#### [Exercise]
Report each line from the data below that holds the word "content".

#### [Data under study]
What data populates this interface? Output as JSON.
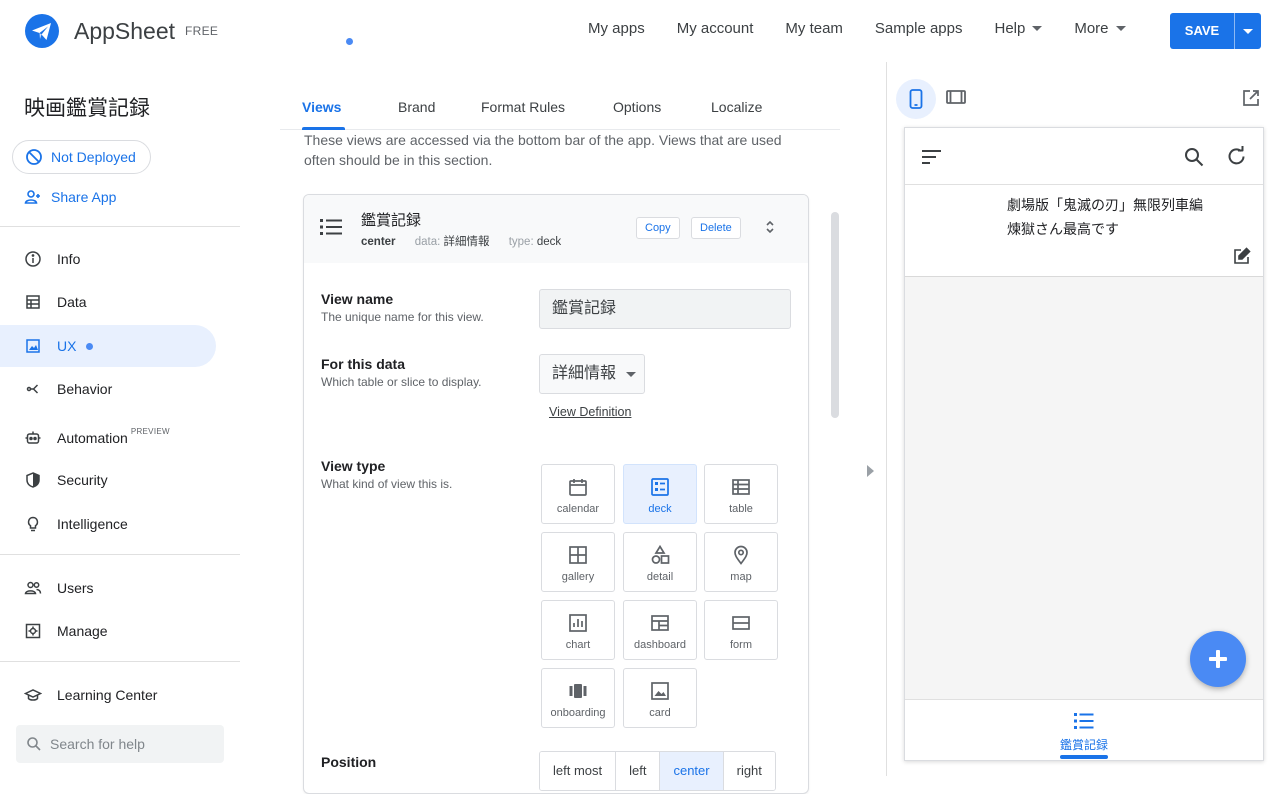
{
  "header": {
    "logo_name": "AppSheet",
    "logo_tier": "FREE",
    "nav": [
      "My apps",
      "My account",
      "My team",
      "Sample apps"
    ],
    "help_label": "Help",
    "more_label": "More",
    "save_label": "SAVE"
  },
  "sidebar": {
    "app_title": "映画鑑賞記録",
    "deploy_status": "Not Deployed",
    "share_label": "Share App",
    "items": {
      "info": "Info",
      "data": "Data",
      "ux": "UX",
      "behavior": "Behavior",
      "automation": "Automation",
      "automation_badge": "PREVIEW",
      "security": "Security",
      "intelligence": "Intelligence",
      "users": "Users",
      "manage": "Manage",
      "learning": "Learning Center"
    },
    "search_placeholder": "Search for help"
  },
  "editor": {
    "tabs": [
      "Views",
      "Brand",
      "Format Rules",
      "Options",
      "Localize"
    ],
    "description": "These views are accessed via the bottom bar of the app. Views that are used often should be in this section.",
    "view": {
      "title": "鑑賞記録",
      "position": "center",
      "data_key": "data:",
      "data_value": "詳細情報",
      "type_key": "type:",
      "type_value": "deck",
      "copy_label": "Copy",
      "delete_label": "Delete"
    },
    "view_name": {
      "label": "View name",
      "sub": "The unique name for this view.",
      "value": "鑑賞記録"
    },
    "for_data": {
      "label": "For this data",
      "sub": "Which table or slice to display.",
      "value": "詳細情報",
      "link": "View Definition"
    },
    "view_type": {
      "label": "View type",
      "sub": "What kind of view this is.",
      "options": [
        "calendar",
        "deck",
        "table",
        "gallery",
        "detail",
        "map",
        "chart",
        "dashboard",
        "form",
        "onboarding",
        "card"
      ],
      "selected": "deck"
    },
    "position": {
      "label": "Position",
      "options": [
        "left most",
        "left",
        "center",
        "right"
      ],
      "selected": "center"
    }
  },
  "preview": {
    "deck_line1": "劇場版「鬼滅の刃」無限列車編",
    "deck_line2": "煉獄さん最高です",
    "bottom_nav_label": "鑑賞記録"
  }
}
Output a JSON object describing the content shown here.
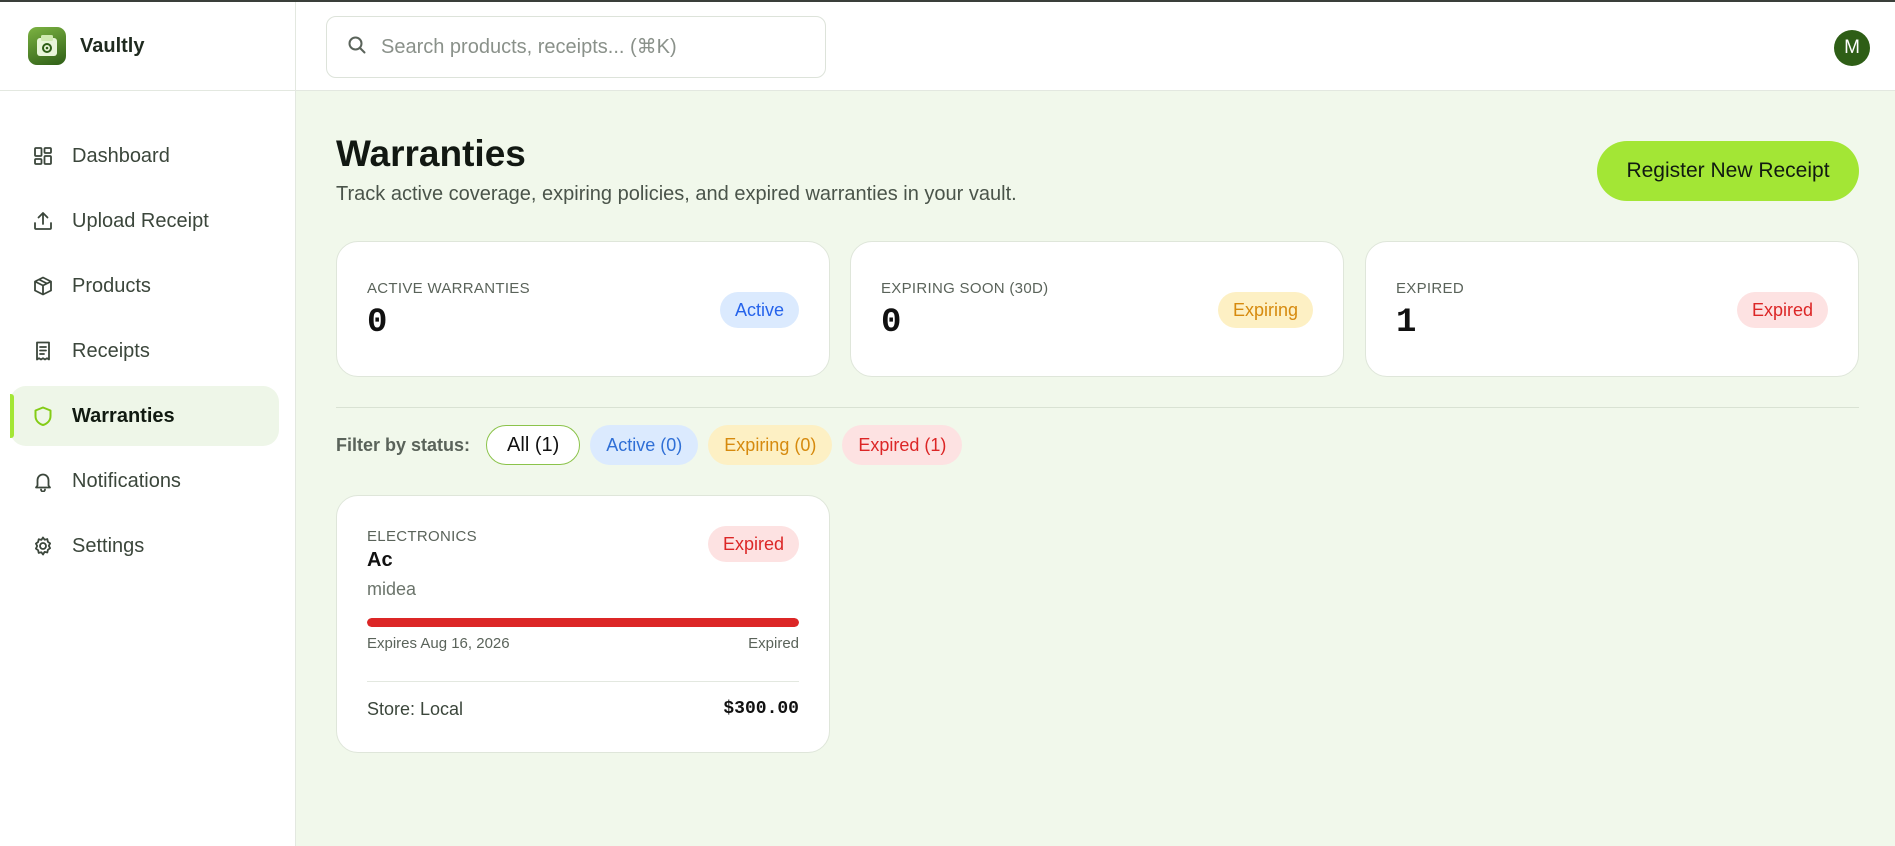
{
  "app": {
    "name": "Vaultly"
  },
  "search": {
    "placeholder": "Search products, receipts... (⌘K)"
  },
  "user": {
    "avatar_initial": "M"
  },
  "sidebar": {
    "items": [
      {
        "label": "Dashboard",
        "icon": "dashboard-icon",
        "active": false
      },
      {
        "label": "Upload Receipt",
        "icon": "upload-icon",
        "active": false
      },
      {
        "label": "Products",
        "icon": "box-icon",
        "active": false
      },
      {
        "label": "Receipts",
        "icon": "receipt-icon",
        "active": false
      },
      {
        "label": "Warranties",
        "icon": "shield-icon",
        "active": true
      },
      {
        "label": "Notifications",
        "icon": "bell-icon",
        "active": false
      },
      {
        "label": "Settings",
        "icon": "gear-icon",
        "active": false
      }
    ]
  },
  "page": {
    "title": "Warranties",
    "subtitle": "Track active coverage, expiring policies, and expired warranties in your vault.",
    "register_label": "Register New Receipt"
  },
  "stats": [
    {
      "label": "ACTIVE WARRANTIES",
      "value": "0",
      "badge": "Active"
    },
    {
      "label": "EXPIRING SOON (30D)",
      "value": "0",
      "badge": "Expiring"
    },
    {
      "label": "EXPIRED",
      "value": "1",
      "badge": "Expired"
    }
  ],
  "filters": {
    "label": "Filter by status:",
    "chips": [
      {
        "label": "All (1)",
        "selected": true
      },
      {
        "label": "Active (0)",
        "selected": false
      },
      {
        "label": "Expiring (0)",
        "selected": false
      },
      {
        "label": "Expired (1)",
        "selected": false
      }
    ]
  },
  "warranties": [
    {
      "category": "ELECTRONICS",
      "name": "Ac",
      "brand": "midea",
      "status": "Expired",
      "progress": 1.0,
      "expires": "Expires Aug 16, 2026",
      "expiry_status": "Expired",
      "store": "Store: Local",
      "price": "$300.00"
    }
  ],
  "colors": {
    "accent": "#a3e635",
    "brand_dark": "#2e5e16",
    "main_bg": "#f1f8eb",
    "active": "#2563eb",
    "expiring": "#d68a0e",
    "expired": "#dc2626"
  }
}
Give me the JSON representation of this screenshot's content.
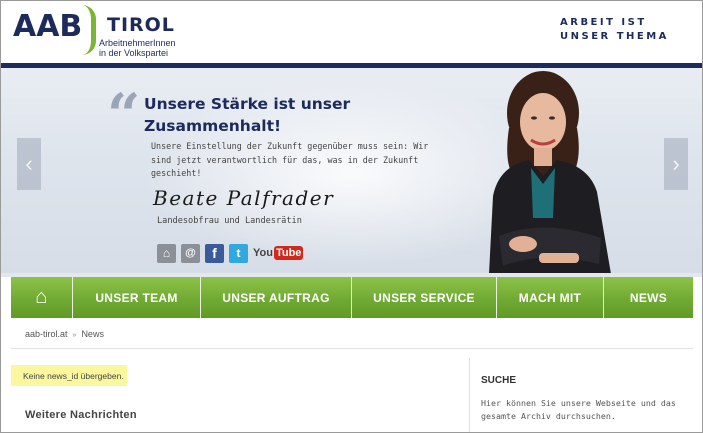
{
  "header": {
    "logo_aab": "AAB",
    "logo_tirol": "TIROL",
    "logo_sub_line1": "ArbeitnehmerInnen",
    "logo_sub_line2": "in der Volkspartei",
    "tagline_line1": "ARBEIT IST",
    "tagline_line2": "UNSER THEMA"
  },
  "hero": {
    "quote_mark": "“",
    "title": "Unsere Stärke ist unser Zusammenhalt!",
    "text": "Unsere Einstellung der Zukunft gegenüber muss sein: Wir sind jetzt verantwortlich für das, was in der Zukunft geschieht!",
    "signature": "Beate Palfrader",
    "role": "Landesobfrau und Landesrätin",
    "prev_arrow": "‹",
    "next_arrow": "›",
    "social": {
      "home_glyph": "⌂",
      "mail_glyph": "@",
      "facebook_glyph": "f",
      "twitter_glyph": "t",
      "youtube_you": "You",
      "youtube_tube": "Tube"
    }
  },
  "nav": {
    "home_glyph": "⌂",
    "items": [
      "UNSER TEAM",
      "UNSER AUFTRAG",
      "UNSER SERVICE",
      "MACH MIT",
      "NEWS"
    ]
  },
  "breadcrumb": {
    "home": "aab-tirol.at",
    "separator": "»",
    "current": "News"
  },
  "main": {
    "notice": "Keine news_id übergeben.",
    "more_news_title": "Weitere Nachrichten"
  },
  "sidebar": {
    "search_title": "SUCHE",
    "search_text": "Hier können Sie unsere Webseite und das gesamte Archiv durchsuchen."
  },
  "colors": {
    "brand_navy": "#1d2a5c",
    "brand_green": "#7ab534",
    "notice_yellow": "#fbf79f"
  }
}
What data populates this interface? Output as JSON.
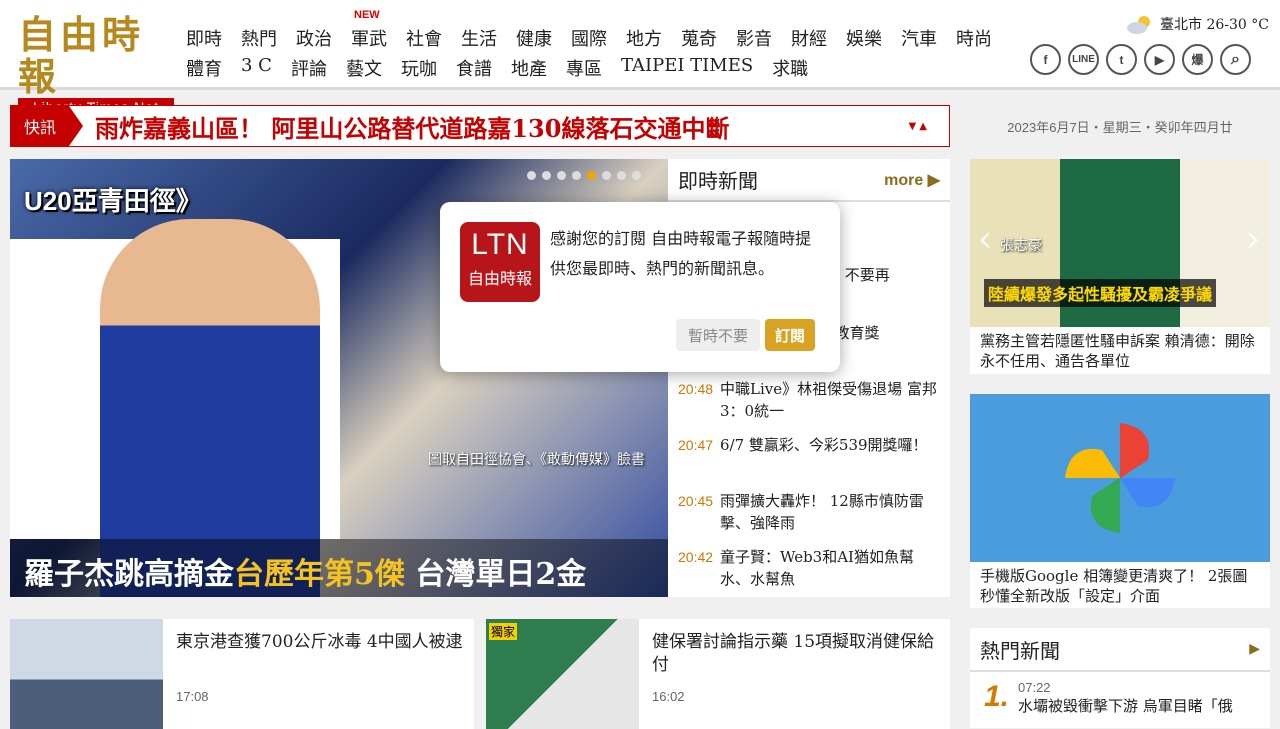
{
  "logo": {
    "cn": "自由時報",
    "en": "Liberty Times Net"
  },
  "nav": {
    "row1": [
      "即時",
      "熱門",
      "政治",
      "軍武",
      "社會",
      "生活",
      "健康",
      "國際",
      "地方",
      "蒐奇",
      "影音",
      "財經",
      "娛樂",
      "汽車",
      "時尚"
    ],
    "row2": [
      "體育",
      "3 C",
      "評論",
      "藝文",
      "玩咖",
      "食譜",
      "地產",
      "專區",
      "TAIPEI TIMES",
      "求職"
    ],
    "new_badge": "NEW"
  },
  "weather": {
    "text": "臺北市 26-30 °C"
  },
  "social": [
    "f",
    "LINE",
    "t",
    "▶",
    "爆",
    "⌕"
  ],
  "flash": {
    "tag": "快訊",
    "text": "雨炸嘉義山區！ 阿里山公路替代道路嘉130線落石交通中斷",
    "controls": "▼  ▲"
  },
  "date": "2023年6月7日‧星期三‧癸卯年四月廿",
  "hero": {
    "tag": "U20亞青田徑》",
    "credit": "圖取自田徑協會、《敢動傳媒》臉書",
    "caption_a": "羅子杰跳高摘金",
    "caption_gold": "台歷年第5傑",
    "caption_b": " 台灣單日2金"
  },
  "instant": {
    "title": "即時新聞",
    "more": "more ▶",
    "items": [
      {
        "time": "",
        "text": "陽照顧 提案約 爭"
      },
      {
        "time": "",
        "text": "是「喝到凌 曝光：不要再"
      },
      {
        "time": "",
        "text": "奔向夢想 同 總統教育獎"
      },
      {
        "time": "20:48",
        "text": "中職Live》林祖傑受傷退場 富邦3：0統一"
      },
      {
        "time": "20:47",
        "text": "6/7 雙贏彩、今彩539開獎囉！"
      },
      {
        "time": "20:45",
        "text": "雨彈擴大轟炸！ 12縣市慎防雷擊、強降雨"
      },
      {
        "time": "20:42",
        "text": "童子賢：Web3和AI猶如魚幫水、水幫魚"
      }
    ]
  },
  "side1": {
    "name": "張志豪",
    "label": "陸續爆發多起性騷擾及霸凌爭議",
    "text": "黨務主管若隱匿性騷申訴案 賴清德：開除永不任用、通告各單位"
  },
  "side2": {
    "text": "手機版Google 相簿變更清爽了！ 2張圖秒懂全新改版「設定」介面"
  },
  "hot": {
    "title": "熱門新聞",
    "num": "1.",
    "time": "07:22",
    "text": "水壩被毀衝擊下游 烏軍目睹「俄"
  },
  "cards": [
    {
      "title": "東京港查獲700公斤冰毒 4中國人被逮",
      "time": "17:08"
    },
    {
      "title": "健保署討論指示藥 15項擬取消健保給付",
      "time": "16:02",
      "badge": "獨家"
    }
  ],
  "modal": {
    "logo_a": "LTN",
    "logo_b": "自由時報",
    "text": "感謝您的訂閱 自由時報電子報隨時提供您最即時、熱門的新聞訊息。",
    "later": "暫時不要",
    "subscribe": "訂閱"
  }
}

#### [Reply to the task]
Output a JSON object describing the content shown here.
Give me the JSON representation of this screenshot's content.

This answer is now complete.